#13-33324 South Fraser Way
Abbotsford, BC V2S 2B4
Phone: (604) 852-1960
Mon - Sat: 10:00 am - 5:00 pm
8810-C Young Road
Chilliwack, BC V2P 4P5
Phone: (604) 792-1239
Mon - Sat: 10:00 am - 5:00 pm
Willowbrook Park Shopping Centre,
#2-6131 200th Street
Langley, BC V2Y 1A2
Phone: (604) 510-2035
Mon - Fri: 10:00 am - 5:30 pm
Sat: 10:00 am - 5:00 pm
Sun: 11:00 am - 5:00 pm
Courtship rituals, followed by the spring nesting season, are a very busy time for our birds. The race is on to impress a future mate and secure your place in the next generation of your species. In order to do that, you must be bigger, prettier, stronger...and louder.
Woodpeckers love to drum on anything that will amplify their sound and let everyone hear it. At our property in the Cariboo, the sapsuckers’ favourite tapping spots are the metal plates on the telephone poles. Here in more urban areas, the Northern Flickers love to drum on chimneys and metal flashing. The metal makes a great sound as far as the woodpeckers are concerned but unfortunately it also echos (very loudly) inside the same house. The good news is this usually doesn’t last very long before the male moves off with his lady love. The bad news, sometimes they decide that the side of your house would also be a good spot for a nest.
There are several things that you can do to prevent woodpeckers from using your house as either a sounding board or possible home. You can either scare them away or make it difficult for them to access the interesting spots but these must be started as soon as he shows an interest.
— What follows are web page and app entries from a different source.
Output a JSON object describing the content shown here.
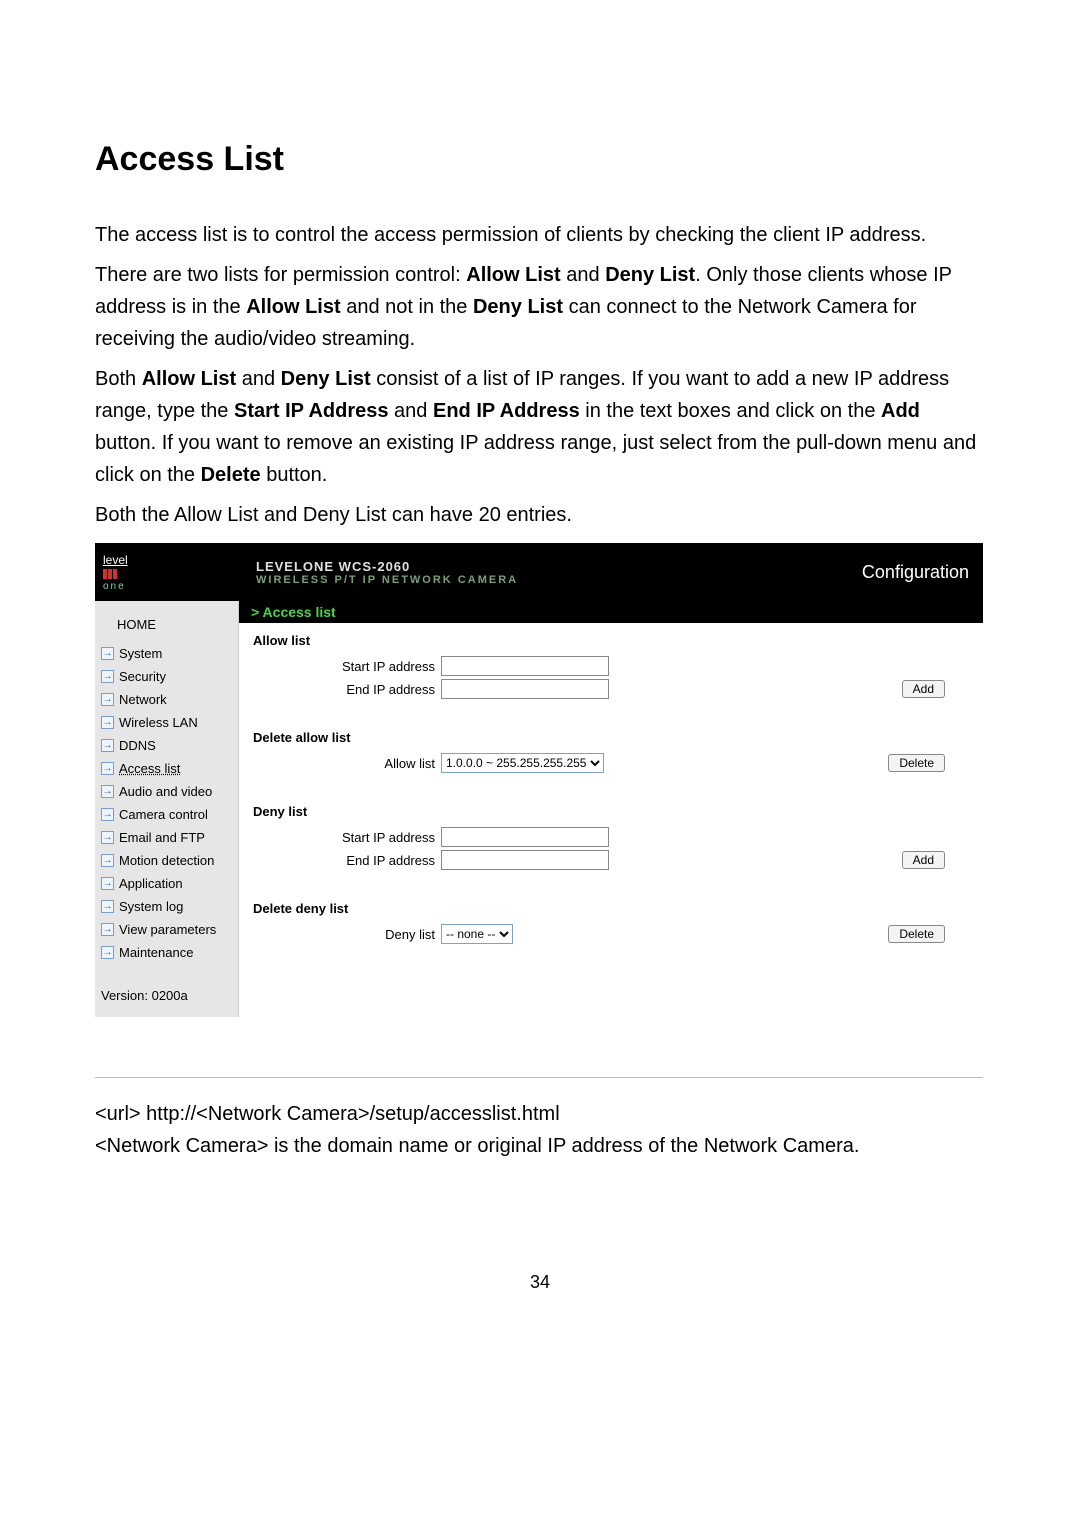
{
  "page": {
    "title": "Access List",
    "p1a": "The access list is to control the access permission of clients by checking the client IP address.",
    "p2a": "There are two lists for permission control: ",
    "p2b": "Allow List",
    "p2c": " and ",
    "p2d": "Deny List",
    "p2e": ". Only those clients whose IP address is in the ",
    "p2f": "Allow List",
    "p2g": " and not in the ",
    "p2h": "Deny List",
    "p2i": " can connect to the Network Camera for receiving the audio/video streaming.",
    "p3a": "Both ",
    "p3b": "Allow List",
    "p3c": " and ",
    "p3d": "Deny List",
    "p3e": " consist of a list of IP ranges. If you want to add a new IP address range, type the ",
    "p3f": "Start IP Address",
    "p3g": " and ",
    "p3h": "End IP Address",
    "p3i": " in the text boxes and click on the ",
    "p3j": "Add",
    "p3k": " button. If you want to remove an existing IP address range, just select from the pull-down menu and click on the ",
    "p3l": "Delete",
    "p3m": " button.",
    "p4": "Both the Allow List and Deny List can have 20 entries.",
    "foot1": "<url> http://<Network Camera>/setup/accesslist.html",
    "foot2": "<Network Camera> is the domain name or original IP address of the Network Camera.",
    "pagenum": "34"
  },
  "header": {
    "logo_top": "level",
    "logo_bottom": "one",
    "title1": "LEVELONE WCS-2060",
    "title2": "WIRELESS P/T IP NETWORK CAMERA",
    "right": "Configuration"
  },
  "nav": {
    "home": "HOME",
    "items": [
      "System",
      "Security",
      "Network",
      "Wireless LAN",
      "DDNS",
      "Access list",
      "Audio and video",
      "Camera control",
      "Email and FTP",
      "Motion detection",
      "Application",
      "System log",
      "View parameters",
      "Maintenance"
    ],
    "version": "Version: 0200a"
  },
  "main": {
    "crumb": "> Access list",
    "allow": {
      "heading": "Allow list",
      "start_label": "Start IP address",
      "end_label": "End IP address",
      "add": "Add"
    },
    "del_allow": {
      "heading": "Delete allow list",
      "label": "Allow list",
      "option": "1.0.0.0 ~ 255.255.255.255",
      "delete": "Delete"
    },
    "deny": {
      "heading": "Deny list",
      "start_label": "Start IP address",
      "end_label": "End IP address",
      "add": "Add"
    },
    "del_deny": {
      "heading": "Delete deny list",
      "label": "Deny list",
      "option": "-- none --",
      "delete": "Delete"
    }
  }
}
You can try to scare him away by spraying the bird with water from the garden hose or hanging some noisy metal strips or pie plates from the area he likes to drum upon. There are tapes available that play the distress calls of some woodpeckers that are very effective. Or, you can cover the area with cloth or foam to deaden the sound or hang a wooden box or piece of metal for him to use in a less annoying location.
Once a woodpecker begins to evacuate a nesting area, you need to begin damage control immediately. It doesn’t take long before he will have drilled through your siding and into your insulation. Hanging an appropriate nesting box in front of the newly made hole is one way to let them use your house without any further damage - you can then patch the area when nesting season is over and then rehang the box. Cover the site that he shows an interest in with plastic, hardware cloth or other screening. To prevent the birds from reaching through the netting, be sure to leave at least 3 inches between the net and side of your house. Aluminum flashing will also work to cover a woodpecker hole. You must be diligent however and continue to block any attempted excavation until the woodpeckers have taken the hint and moved on. It is then safe to fill and cover the holes.
If the woodpecker has already established a nest with young in the side of your house, we recommend that you wait until the young have fledged, usually by mid-summer, before you proceed with your deterrent methods. You can fix the hole once they are gone so just enjoy the young birds while they are there.
|Woodpecker Foraging Holes|
And if the woodpeckers are leaving numerous small holes over a large area of your house, you possibly have an insect infestation, such as carpenter ants or other wood boring insects. You then need to contact an exterminator as the birds will not leave this feeding ground until the bugs are gone.